It’s easy to hope for magic when the world isn’t going your way. Who doesn’t dream about snapping their fingers and watching all of the bad in the world fade away? Hiroshima Yonebayashi’s Mary and the Witch’s Flower (adapted from the children’s book The Little Broomstick) takes a look at what that might be like.
The story revolves around Mary, a young girl desperate to be helpful and to find a cure for her boredom in her town full of adults. Eventually she meets another child her age, but she and the young boy, Peter, don’t get on as hoped. After a few less-than-pleasant interactions, Mary and Peter find each other insufferable. Unfortunately, they’ll have to work together to get themselves out of the trouble they’ve caused with some magical and cranky folks.
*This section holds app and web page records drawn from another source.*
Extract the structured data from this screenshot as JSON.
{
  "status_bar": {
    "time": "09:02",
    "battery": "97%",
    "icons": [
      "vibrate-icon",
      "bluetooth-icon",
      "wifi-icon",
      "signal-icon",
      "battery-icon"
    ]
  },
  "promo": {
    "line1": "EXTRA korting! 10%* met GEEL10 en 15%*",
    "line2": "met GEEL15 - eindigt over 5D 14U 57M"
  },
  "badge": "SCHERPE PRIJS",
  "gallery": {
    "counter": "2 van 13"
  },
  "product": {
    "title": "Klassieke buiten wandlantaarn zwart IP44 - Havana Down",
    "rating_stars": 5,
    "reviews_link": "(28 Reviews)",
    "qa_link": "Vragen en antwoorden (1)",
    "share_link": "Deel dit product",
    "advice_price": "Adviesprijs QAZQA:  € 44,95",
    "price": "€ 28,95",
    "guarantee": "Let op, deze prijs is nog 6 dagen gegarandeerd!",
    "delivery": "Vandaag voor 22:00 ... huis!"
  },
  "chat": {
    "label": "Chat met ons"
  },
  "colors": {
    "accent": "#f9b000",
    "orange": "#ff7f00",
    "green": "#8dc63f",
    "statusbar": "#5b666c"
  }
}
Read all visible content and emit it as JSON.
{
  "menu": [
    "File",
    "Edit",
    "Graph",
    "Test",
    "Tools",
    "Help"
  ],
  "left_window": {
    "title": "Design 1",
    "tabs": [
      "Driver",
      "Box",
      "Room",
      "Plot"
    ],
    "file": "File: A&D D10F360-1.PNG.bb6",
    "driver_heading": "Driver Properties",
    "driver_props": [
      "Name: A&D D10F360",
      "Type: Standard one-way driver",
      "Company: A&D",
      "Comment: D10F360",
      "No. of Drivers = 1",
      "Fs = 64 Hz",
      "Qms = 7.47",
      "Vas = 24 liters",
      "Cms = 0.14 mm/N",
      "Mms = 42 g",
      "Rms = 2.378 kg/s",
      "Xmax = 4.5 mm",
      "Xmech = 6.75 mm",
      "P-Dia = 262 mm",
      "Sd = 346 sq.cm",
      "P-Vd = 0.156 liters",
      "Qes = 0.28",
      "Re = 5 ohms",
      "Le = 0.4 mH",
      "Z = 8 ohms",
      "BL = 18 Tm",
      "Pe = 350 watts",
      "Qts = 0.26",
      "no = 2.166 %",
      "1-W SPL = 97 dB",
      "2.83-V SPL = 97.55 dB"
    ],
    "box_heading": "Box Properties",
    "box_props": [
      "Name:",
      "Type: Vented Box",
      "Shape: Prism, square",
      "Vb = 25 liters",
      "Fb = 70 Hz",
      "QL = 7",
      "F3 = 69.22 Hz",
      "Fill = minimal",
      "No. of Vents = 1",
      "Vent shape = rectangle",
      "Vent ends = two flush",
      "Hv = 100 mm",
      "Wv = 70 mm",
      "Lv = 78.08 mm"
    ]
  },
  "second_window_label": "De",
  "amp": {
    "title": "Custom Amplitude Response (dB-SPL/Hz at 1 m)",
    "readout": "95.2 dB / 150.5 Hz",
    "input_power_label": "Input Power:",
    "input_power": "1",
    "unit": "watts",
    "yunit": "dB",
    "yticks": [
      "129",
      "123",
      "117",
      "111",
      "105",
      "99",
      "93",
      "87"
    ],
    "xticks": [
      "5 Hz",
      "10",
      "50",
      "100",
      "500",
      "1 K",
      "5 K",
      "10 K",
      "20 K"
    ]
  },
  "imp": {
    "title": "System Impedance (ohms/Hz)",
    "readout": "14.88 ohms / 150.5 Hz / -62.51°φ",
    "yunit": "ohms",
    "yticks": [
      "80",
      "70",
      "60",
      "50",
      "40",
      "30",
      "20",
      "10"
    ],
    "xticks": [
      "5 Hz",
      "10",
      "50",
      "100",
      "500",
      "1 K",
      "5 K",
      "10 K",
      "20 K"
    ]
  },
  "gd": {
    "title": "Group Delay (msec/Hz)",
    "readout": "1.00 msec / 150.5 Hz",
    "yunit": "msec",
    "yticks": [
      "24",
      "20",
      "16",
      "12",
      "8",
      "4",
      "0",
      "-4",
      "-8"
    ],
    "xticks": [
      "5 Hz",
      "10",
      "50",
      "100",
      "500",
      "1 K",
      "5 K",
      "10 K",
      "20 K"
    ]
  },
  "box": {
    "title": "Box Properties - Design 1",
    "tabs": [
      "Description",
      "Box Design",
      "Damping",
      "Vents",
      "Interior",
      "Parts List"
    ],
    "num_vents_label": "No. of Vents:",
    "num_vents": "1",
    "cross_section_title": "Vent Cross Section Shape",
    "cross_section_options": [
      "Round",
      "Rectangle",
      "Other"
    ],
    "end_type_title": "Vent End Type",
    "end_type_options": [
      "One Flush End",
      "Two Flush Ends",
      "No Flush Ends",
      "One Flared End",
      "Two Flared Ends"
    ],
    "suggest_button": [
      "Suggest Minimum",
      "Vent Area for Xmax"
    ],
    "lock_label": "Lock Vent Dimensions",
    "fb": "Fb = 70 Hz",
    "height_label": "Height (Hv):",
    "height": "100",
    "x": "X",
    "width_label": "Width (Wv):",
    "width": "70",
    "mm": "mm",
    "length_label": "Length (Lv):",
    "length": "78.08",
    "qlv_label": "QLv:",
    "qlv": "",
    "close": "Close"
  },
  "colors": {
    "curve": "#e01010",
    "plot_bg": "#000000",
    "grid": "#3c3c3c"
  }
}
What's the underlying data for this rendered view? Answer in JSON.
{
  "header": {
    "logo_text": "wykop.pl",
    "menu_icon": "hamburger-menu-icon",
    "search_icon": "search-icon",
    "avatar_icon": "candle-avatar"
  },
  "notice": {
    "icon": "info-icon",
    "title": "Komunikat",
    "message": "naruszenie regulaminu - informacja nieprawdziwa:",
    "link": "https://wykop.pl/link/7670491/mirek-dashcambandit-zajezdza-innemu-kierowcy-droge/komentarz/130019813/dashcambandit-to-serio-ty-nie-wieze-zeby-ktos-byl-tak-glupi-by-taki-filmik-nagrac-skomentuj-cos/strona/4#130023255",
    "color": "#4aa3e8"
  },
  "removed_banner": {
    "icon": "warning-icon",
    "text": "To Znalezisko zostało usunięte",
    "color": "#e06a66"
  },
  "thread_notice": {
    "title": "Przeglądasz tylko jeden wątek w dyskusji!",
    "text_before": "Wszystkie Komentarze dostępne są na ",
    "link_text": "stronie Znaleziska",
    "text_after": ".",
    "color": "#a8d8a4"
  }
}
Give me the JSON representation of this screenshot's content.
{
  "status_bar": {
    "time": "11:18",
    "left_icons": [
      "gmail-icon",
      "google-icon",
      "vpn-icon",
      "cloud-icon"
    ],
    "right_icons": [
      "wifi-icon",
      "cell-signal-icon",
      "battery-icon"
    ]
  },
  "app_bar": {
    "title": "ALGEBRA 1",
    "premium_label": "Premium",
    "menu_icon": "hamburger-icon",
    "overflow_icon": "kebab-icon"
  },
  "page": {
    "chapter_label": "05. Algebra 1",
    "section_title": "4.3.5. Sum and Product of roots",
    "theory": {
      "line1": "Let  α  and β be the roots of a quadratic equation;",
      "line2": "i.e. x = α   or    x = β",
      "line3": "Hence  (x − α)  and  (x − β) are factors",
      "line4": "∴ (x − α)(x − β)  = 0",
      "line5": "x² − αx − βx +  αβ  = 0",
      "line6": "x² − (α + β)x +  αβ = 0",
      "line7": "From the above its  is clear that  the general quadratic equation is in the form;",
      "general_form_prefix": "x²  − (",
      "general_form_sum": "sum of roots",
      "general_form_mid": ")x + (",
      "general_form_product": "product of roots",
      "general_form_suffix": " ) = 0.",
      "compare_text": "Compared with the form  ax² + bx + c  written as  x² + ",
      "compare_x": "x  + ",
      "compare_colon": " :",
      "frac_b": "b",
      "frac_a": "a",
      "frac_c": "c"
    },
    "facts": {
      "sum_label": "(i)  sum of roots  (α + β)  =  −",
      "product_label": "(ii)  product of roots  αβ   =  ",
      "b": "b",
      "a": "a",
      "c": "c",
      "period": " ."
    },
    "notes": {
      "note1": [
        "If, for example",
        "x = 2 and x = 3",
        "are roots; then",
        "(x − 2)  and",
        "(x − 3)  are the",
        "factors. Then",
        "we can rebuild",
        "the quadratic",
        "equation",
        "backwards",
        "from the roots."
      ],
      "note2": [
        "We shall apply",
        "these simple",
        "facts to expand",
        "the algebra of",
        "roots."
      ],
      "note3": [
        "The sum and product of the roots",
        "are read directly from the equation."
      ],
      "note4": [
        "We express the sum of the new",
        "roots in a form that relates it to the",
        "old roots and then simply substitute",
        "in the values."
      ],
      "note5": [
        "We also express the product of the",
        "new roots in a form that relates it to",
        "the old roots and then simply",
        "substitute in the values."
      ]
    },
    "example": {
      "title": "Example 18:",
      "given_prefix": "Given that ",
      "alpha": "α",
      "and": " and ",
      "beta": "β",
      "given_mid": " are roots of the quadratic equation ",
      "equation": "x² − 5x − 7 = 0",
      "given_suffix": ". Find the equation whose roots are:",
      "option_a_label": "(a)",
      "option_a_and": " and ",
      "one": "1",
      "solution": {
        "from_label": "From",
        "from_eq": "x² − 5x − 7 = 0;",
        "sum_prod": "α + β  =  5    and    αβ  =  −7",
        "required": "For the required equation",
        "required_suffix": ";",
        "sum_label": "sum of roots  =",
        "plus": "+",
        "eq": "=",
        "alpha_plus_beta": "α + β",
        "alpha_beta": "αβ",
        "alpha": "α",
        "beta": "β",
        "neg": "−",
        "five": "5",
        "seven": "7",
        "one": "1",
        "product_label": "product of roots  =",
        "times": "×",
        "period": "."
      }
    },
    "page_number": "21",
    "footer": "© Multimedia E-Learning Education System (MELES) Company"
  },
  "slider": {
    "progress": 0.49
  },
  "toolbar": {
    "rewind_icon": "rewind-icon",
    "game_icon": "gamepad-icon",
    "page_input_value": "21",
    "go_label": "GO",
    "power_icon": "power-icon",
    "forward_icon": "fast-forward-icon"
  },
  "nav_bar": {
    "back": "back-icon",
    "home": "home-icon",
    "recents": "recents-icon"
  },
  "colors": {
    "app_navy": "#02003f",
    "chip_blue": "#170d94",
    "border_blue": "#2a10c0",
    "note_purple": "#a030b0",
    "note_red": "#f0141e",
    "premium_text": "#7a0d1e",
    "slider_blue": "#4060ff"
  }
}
Mary and the Witch's Flower shines in many ways, but its secondary and tertiary characters are some of its strongest elements. The cranky Tib and spunky Little Broom will steal your hearts and fill that space next to your Calcifer and Totoro plushies perfectly. She's not as cute as Tib, or as stubborn as Little Broom, but Mary's Great Aunt also deserves some character recognition. Much of the movie is like a warm blanket that you can wrap yourself up in, and a good portion of that can be attributed to the love the Great Aunt and the maid display for their rambunctious and accident-prone charge.
While the plot is certainly that of a film aimed at children, Mary and the Witch’s Flower is a bright spectacle of color and sound that will play well for all ages. The hopeful and uplifting score perfectly conveys the tone of the movie, tugging at your heart strings at all of the right moments and pairing perfectly with the vivid and fun colors. Studio Ponoc brought a film that looks, tastes and feels like Studio Ghibli. While there may be an argument for going on and making your own way as a new production company, it was lovely to see all of the call-backs to older Miyazaki films.
Mary and the Witch’s Flower is the perfect comfort movie for Miyazaki lovers that are missing the way his movies made them feel. The stakes are a bit lower than your standard Studio Ghibli fare, but the moral presented in the end is enough to make up for the lack of world-ending consequences in the conflict.